Board member Travis Allen chimed in his agreement. Allen, an investigator with the Rowan County Sheriff’s Office, said he, too, understands the frustrations and limits of a tax-funded career. He said he, too, has often felt unable to speak up or protest changes, cuts or policies.

“I’ll vote in favor of giving the teachers the day, simply because I think it gives them a sense of power in their personal self,” he said.

Board Vice Chairwoman Susan Cox said she found herself torn over the issue. As a former teacher, she wants to side with her colleagues, but as a board member, her duty is to students.

“… There are no good options in this situation,” Cox said. “This has been one of the hardest decisions I’ve had to make while being on this board.”

Instead of supporting making Wednesday an optional workday, Cox urged teachers who could get leave and find a substitute to attend the rally but asked that those who couldn’t stay on the job and look after their students.

Kennedy, however, said she fully favors the move but made a plea to teachers to use the day for advocacy, not vacation.

“I’m proud of them,” she said. “I just want them to be true professionals and to be in Raleigh.”

Board member Alisha Byrd also voiced her support.

“We all know that we should support our students no matter what, and I think the same goes for teachers,” Byrd said.

Miller countered a comment that the teaching field and education have improved recently in North Carolina.

“All the things that have enhanced the profession or make it better have been taken away,” Miller said.
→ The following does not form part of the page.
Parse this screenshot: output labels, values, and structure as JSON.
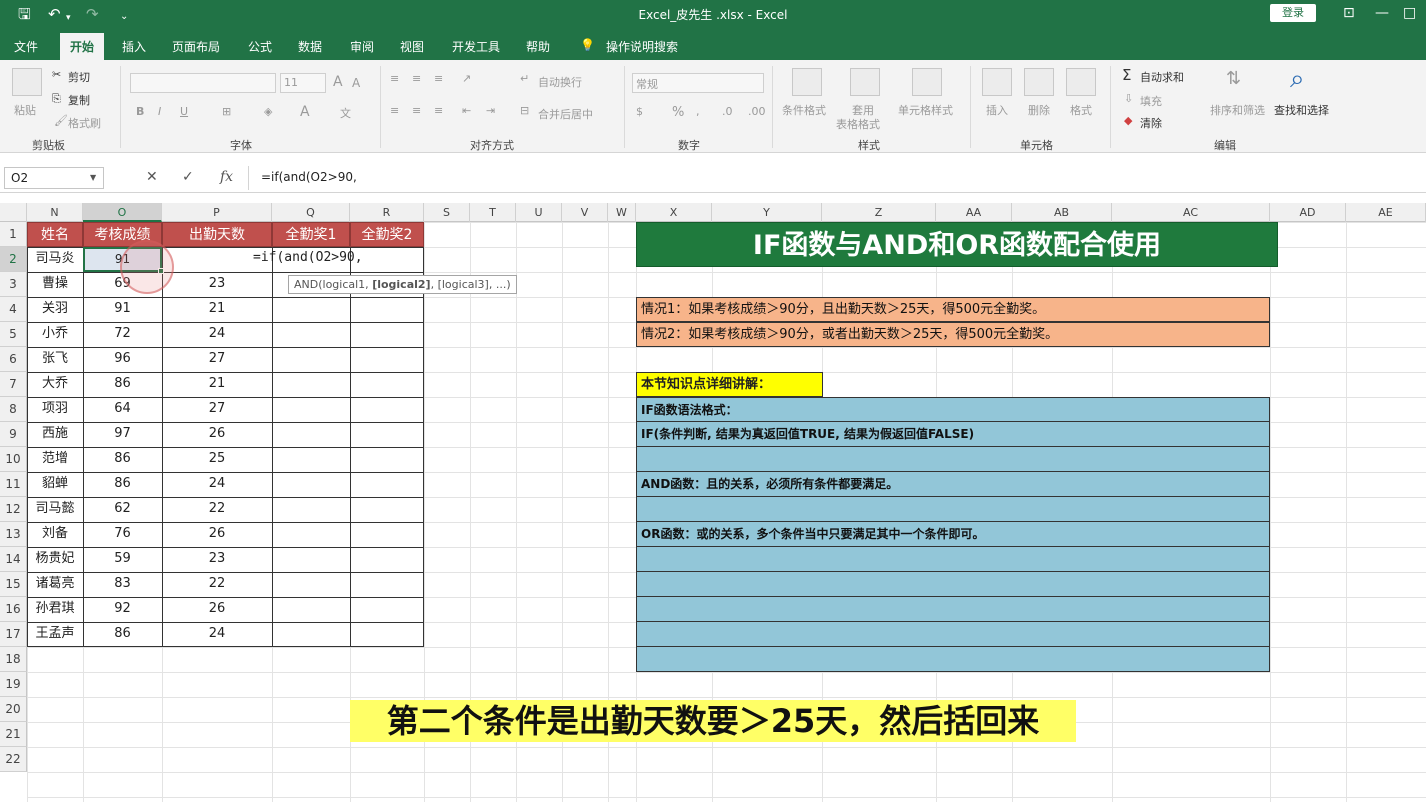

In the past four to eight years, Miller said, he’s seen teacher retirement plans being undercut, the Teaching Fellows scholarship shut down, teacher academies underfunded and, most recently, legislators mandating smaller class sizes without providing the funding.

“So please don’t insult my intelligence … of trying to convince me that the last four years of a legislature has done anything but dismantle public education,” Miller said.

Miller made a motion to approve the optional teacher workday, and Kennedy seconded it. Before calling for the vote, Wagner added his comments.

Wagner said he did not favor the move and is concerned that a lot of the fall-out from taking a day off would be on students — many of whom would struggle to find food, transportation or care during the day. But he acknowledged that it is a complex issue.

“This has been tough. … I don’t think it’s a black-and-white issue; it’s a very gray issue,” he said.

Moody, too, acknowledged the difficulties it will place on students and families.

“Many of us have thought this week that this was a lose-lose, no matter which way they voted,” she said.

The measure passed, 4-2, with Cox and Wagner voting against it.

Contact reporter Rebecca Rider at 704-797-4264.